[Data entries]
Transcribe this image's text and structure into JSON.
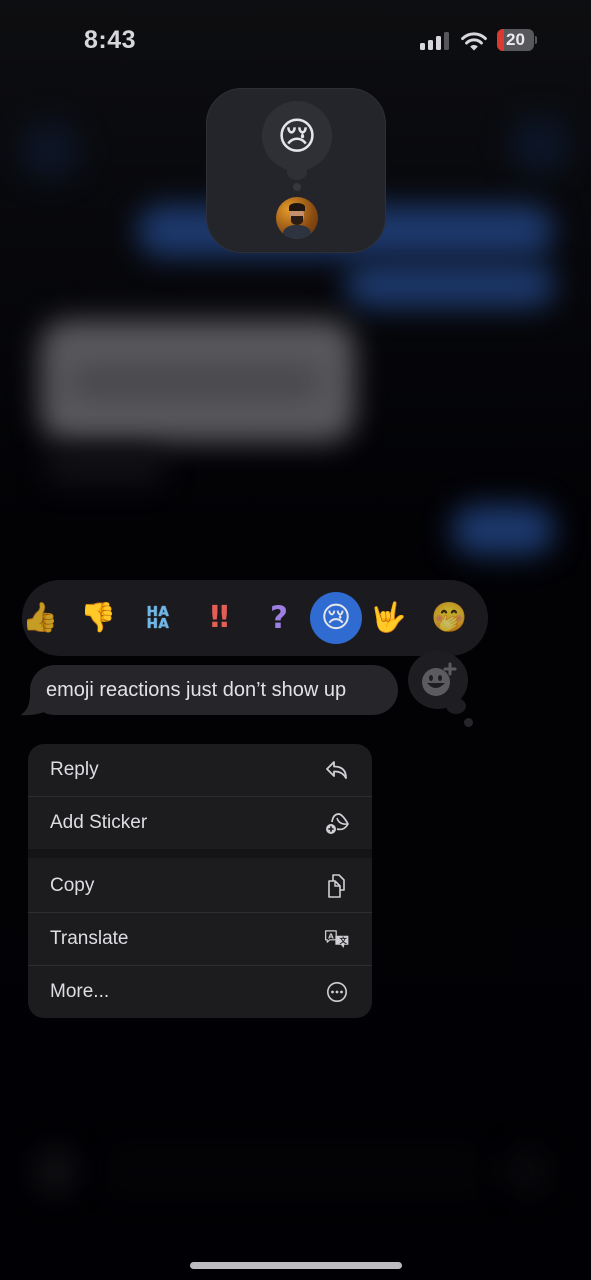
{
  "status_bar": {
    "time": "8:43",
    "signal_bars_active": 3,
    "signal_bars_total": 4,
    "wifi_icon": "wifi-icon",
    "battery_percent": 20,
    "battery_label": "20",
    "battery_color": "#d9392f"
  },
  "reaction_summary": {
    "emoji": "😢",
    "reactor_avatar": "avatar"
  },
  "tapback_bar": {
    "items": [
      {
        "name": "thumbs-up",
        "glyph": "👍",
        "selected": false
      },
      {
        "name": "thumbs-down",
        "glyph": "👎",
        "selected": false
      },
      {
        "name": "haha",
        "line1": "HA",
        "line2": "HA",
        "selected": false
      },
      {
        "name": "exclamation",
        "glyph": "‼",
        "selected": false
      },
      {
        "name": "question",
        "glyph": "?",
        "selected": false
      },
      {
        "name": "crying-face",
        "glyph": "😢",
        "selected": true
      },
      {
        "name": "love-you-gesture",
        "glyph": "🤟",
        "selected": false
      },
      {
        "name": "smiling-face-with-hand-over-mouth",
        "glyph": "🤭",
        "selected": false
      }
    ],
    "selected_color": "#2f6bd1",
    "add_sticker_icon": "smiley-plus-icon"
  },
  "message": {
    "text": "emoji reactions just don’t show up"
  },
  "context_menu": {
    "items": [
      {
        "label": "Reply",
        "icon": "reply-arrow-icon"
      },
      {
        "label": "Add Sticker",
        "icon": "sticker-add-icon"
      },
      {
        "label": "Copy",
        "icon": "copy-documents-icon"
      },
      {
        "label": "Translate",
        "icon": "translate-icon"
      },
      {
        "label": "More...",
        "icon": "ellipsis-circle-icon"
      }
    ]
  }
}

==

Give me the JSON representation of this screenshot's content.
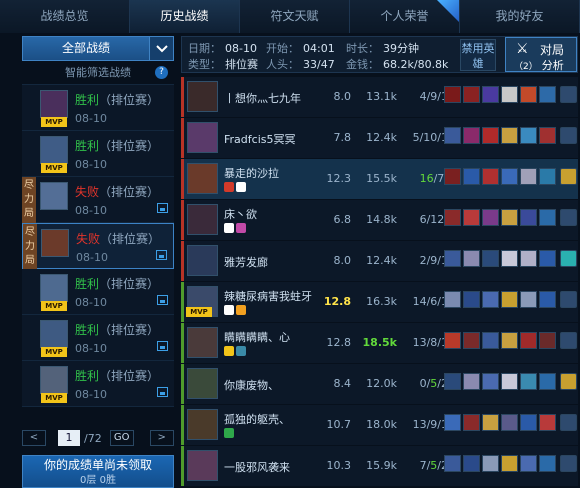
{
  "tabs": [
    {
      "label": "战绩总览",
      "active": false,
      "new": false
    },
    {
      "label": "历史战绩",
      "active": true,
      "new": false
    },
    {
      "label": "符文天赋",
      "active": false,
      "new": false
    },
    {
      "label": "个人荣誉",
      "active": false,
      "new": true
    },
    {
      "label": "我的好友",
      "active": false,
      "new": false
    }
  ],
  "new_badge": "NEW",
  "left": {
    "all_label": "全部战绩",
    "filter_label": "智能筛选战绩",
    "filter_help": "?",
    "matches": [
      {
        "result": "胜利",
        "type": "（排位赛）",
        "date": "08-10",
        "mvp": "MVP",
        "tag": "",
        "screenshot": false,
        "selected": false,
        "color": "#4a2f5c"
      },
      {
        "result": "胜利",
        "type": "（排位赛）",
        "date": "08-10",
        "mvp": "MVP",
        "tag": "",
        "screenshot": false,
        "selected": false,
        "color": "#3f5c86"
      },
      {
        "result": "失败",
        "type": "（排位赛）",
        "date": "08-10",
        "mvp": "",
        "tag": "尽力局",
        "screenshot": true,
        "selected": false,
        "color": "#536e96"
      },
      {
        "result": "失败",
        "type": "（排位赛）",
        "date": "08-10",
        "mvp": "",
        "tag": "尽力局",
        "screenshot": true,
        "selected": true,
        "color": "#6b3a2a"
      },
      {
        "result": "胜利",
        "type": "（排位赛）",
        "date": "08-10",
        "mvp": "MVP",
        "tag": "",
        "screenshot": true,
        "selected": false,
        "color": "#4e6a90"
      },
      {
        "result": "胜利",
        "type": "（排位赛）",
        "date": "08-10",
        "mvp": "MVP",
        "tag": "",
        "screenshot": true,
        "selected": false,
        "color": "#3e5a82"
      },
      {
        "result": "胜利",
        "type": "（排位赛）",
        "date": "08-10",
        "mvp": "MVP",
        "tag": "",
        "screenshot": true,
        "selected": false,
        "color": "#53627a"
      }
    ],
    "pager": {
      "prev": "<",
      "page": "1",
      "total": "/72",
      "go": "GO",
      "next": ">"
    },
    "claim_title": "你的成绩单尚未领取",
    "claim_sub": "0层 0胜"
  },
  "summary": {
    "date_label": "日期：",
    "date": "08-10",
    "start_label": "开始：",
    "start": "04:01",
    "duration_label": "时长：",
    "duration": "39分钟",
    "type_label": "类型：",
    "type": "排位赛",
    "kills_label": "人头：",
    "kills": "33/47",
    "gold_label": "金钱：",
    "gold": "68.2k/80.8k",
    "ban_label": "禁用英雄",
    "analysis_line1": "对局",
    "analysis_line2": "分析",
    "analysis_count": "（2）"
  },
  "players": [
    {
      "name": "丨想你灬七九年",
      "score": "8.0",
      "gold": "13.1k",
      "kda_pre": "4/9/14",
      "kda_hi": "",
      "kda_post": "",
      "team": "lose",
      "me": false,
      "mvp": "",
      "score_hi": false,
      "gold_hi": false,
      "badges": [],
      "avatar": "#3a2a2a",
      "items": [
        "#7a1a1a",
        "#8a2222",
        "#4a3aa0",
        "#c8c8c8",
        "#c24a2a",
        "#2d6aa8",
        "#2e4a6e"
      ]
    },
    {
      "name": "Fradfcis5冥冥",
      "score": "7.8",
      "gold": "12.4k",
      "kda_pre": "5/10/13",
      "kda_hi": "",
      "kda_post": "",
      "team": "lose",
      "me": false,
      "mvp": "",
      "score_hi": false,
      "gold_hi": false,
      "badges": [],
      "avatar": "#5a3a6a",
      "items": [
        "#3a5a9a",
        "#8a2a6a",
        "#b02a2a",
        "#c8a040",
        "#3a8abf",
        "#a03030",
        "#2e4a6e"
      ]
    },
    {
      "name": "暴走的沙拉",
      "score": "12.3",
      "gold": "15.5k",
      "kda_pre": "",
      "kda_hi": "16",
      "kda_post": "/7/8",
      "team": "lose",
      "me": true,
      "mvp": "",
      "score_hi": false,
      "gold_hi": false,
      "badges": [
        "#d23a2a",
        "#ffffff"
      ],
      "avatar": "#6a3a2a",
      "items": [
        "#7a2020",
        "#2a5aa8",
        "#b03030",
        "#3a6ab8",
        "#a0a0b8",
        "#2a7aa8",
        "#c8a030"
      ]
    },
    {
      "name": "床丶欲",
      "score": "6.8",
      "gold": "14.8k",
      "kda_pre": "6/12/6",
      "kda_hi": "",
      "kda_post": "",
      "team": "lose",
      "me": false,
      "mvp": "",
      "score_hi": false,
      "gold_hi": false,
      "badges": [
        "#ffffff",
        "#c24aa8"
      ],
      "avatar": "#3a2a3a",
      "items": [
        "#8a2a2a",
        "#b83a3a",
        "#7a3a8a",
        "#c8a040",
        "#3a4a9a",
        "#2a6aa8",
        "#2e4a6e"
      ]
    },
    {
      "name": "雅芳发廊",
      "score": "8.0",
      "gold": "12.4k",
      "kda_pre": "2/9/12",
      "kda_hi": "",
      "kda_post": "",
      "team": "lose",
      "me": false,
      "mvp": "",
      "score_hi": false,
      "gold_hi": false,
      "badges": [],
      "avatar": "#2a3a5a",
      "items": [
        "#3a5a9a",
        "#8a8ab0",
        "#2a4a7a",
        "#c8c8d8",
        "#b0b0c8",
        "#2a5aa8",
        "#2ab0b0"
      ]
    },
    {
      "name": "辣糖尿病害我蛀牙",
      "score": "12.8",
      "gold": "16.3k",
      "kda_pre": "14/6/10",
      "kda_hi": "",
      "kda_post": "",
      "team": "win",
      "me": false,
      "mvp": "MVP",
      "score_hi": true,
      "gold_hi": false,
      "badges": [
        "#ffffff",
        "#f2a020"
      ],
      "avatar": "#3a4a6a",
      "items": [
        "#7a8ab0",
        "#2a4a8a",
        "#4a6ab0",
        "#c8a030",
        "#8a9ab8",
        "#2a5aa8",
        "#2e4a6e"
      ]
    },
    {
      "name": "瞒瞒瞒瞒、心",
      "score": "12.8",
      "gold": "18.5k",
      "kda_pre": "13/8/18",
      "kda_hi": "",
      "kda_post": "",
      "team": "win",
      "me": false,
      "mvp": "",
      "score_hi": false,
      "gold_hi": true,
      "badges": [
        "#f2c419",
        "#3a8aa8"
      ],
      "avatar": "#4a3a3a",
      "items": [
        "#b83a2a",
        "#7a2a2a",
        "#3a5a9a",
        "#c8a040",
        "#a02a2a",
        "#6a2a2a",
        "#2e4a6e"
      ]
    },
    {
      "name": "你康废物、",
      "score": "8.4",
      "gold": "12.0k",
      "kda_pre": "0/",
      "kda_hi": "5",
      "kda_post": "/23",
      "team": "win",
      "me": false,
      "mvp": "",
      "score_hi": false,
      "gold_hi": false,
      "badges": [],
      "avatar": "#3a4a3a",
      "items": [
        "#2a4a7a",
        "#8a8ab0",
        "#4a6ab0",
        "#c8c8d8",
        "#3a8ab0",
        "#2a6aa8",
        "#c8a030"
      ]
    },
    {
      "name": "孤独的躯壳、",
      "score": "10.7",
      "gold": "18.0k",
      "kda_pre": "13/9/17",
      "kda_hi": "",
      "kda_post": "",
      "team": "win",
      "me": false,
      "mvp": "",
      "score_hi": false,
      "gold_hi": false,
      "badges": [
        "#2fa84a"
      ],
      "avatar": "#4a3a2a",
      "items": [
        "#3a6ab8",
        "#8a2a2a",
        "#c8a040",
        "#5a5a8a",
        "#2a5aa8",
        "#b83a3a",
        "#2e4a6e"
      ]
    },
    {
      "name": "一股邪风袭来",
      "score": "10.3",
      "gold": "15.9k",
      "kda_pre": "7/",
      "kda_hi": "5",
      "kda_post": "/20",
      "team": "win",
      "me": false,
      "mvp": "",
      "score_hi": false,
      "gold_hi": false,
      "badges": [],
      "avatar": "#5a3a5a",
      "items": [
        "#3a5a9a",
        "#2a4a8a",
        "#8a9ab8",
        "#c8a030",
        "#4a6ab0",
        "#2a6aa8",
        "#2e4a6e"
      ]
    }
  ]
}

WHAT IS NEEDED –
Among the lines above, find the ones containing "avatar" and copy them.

REPLY –
    "reactor_avatar": "avatar"
      "avatar": "#3a2a2a",
      "avatar": "#5a3a6a",
      "avatar": "#6a3a2a",
      "avatar": "#3a2a3a",
      "avatar": "#2a3a5a",
      "avatar": "#3a4a6a",
      "avatar": "#4a3a3a",
      "avatar": "#3a4a3a",
      "avatar": "#4a3a2a",
      "avatar": "#5a3a5a",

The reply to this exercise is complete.